-- Information --

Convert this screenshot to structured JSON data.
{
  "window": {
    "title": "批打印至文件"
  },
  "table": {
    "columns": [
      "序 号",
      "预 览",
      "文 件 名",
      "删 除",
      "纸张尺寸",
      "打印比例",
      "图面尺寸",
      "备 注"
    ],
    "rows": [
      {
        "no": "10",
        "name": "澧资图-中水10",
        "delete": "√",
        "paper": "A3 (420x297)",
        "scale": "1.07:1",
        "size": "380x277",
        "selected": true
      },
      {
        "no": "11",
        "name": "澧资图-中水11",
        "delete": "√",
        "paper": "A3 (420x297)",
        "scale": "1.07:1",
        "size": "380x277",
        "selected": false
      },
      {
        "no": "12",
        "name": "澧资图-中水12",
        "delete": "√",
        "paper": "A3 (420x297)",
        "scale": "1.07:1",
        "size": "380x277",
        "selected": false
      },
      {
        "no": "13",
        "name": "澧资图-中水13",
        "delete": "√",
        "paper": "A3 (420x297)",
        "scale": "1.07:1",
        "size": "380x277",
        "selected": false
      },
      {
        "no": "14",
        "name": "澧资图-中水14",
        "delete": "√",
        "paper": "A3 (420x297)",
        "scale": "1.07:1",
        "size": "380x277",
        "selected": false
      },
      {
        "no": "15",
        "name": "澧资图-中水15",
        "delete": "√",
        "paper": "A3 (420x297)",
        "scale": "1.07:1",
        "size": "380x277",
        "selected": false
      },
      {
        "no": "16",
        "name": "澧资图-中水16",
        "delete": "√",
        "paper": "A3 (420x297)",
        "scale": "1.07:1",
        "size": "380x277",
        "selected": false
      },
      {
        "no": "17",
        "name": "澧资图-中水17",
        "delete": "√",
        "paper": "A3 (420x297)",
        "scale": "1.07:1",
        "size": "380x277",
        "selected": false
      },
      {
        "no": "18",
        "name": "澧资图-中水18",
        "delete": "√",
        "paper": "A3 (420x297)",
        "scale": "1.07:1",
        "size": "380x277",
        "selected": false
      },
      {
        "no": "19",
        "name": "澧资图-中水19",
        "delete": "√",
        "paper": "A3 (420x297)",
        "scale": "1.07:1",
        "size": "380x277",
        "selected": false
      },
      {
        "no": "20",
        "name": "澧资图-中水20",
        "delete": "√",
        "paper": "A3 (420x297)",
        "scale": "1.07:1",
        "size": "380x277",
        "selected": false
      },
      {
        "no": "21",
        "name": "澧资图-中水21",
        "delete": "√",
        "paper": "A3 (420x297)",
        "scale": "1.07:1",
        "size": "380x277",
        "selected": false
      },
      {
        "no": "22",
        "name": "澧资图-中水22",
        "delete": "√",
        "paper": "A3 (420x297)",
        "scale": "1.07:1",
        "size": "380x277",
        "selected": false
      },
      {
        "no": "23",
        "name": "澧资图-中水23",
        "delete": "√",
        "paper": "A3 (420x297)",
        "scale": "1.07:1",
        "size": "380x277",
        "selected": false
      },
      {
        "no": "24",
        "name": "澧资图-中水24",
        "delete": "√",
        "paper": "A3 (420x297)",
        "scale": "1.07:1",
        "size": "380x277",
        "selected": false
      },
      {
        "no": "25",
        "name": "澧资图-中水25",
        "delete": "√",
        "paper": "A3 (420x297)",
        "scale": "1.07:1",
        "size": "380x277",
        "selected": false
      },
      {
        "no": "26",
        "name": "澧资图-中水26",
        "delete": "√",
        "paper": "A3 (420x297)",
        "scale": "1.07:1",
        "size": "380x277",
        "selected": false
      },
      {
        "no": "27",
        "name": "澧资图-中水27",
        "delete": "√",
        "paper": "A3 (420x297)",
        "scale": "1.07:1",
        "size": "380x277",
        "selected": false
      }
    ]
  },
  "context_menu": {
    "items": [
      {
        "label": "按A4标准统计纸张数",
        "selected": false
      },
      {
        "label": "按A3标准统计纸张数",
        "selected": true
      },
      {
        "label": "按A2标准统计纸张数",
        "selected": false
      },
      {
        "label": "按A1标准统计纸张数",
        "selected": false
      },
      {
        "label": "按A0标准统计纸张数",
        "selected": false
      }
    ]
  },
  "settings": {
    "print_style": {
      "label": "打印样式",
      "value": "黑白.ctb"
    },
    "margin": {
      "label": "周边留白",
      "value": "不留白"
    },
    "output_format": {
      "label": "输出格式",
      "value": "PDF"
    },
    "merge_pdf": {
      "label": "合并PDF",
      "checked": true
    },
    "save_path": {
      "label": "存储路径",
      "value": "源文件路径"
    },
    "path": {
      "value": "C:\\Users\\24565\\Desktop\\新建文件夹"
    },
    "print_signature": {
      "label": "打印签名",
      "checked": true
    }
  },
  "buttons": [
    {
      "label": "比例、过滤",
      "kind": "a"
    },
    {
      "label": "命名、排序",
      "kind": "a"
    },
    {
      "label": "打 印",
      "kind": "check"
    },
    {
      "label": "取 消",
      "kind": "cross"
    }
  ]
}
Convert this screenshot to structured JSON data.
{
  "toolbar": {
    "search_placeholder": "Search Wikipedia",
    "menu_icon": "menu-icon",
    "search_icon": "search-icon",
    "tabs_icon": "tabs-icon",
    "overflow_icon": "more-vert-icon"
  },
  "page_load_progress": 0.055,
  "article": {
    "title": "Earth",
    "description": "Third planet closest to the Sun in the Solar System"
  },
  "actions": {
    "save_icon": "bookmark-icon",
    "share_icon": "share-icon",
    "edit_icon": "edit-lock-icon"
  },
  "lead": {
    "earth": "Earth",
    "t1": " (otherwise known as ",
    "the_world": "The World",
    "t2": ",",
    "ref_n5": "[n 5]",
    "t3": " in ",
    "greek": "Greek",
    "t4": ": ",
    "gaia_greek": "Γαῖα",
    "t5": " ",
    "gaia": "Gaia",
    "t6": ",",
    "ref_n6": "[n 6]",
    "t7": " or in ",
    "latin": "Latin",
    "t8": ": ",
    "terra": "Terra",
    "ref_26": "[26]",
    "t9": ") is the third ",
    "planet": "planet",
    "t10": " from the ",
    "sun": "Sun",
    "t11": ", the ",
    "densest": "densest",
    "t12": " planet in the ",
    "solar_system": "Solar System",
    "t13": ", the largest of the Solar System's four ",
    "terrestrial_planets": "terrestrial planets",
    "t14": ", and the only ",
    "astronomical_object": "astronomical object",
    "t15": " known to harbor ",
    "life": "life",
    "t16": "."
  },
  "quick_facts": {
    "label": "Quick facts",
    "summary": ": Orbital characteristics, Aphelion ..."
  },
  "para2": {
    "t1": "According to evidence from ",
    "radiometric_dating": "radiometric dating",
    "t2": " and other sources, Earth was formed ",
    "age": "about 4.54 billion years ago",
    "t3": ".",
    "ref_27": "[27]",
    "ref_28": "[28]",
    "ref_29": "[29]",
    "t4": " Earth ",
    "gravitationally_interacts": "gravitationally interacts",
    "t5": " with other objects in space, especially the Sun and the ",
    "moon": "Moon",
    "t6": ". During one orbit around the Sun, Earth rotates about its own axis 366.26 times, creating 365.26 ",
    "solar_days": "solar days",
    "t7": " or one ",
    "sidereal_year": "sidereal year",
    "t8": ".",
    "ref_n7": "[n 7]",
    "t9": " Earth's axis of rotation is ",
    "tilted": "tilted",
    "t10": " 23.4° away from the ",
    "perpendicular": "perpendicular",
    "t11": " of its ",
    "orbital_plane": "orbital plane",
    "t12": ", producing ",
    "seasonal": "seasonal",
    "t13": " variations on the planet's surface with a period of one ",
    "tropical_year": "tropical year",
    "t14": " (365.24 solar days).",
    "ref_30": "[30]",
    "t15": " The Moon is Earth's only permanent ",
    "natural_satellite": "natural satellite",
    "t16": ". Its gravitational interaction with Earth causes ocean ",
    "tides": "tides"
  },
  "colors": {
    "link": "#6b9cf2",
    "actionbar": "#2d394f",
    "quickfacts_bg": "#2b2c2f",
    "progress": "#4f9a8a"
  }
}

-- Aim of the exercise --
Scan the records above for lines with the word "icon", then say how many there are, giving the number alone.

-- Answer box --
7